■ DIRECTIONS ■
Where does the word "name" appear in the data? Copy every line that holds it.

■ RECORDS FOR THIS TASK ■

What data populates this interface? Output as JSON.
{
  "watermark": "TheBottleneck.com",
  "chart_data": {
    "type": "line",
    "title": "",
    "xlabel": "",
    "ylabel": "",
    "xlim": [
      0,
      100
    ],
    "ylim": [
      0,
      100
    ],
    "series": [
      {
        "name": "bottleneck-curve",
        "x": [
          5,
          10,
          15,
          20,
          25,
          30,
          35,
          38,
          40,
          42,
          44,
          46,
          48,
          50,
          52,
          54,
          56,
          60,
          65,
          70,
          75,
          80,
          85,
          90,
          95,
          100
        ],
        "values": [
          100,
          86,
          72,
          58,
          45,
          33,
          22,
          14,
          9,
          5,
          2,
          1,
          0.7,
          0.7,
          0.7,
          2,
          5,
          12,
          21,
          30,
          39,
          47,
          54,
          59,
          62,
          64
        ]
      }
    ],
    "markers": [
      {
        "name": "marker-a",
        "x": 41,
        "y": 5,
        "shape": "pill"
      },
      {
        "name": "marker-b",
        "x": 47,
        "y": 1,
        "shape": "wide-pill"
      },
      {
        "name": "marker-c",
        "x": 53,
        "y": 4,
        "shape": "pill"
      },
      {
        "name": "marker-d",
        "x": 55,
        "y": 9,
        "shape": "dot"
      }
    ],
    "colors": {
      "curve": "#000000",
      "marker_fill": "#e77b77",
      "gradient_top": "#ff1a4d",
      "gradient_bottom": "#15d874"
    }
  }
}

■ SOLVED EXERCISE ■
        "name": "bottleneck-curve",
        "name": "marker-a",
        "name": "marker-b",
        "name": "marker-c",
        "name": "marker-d",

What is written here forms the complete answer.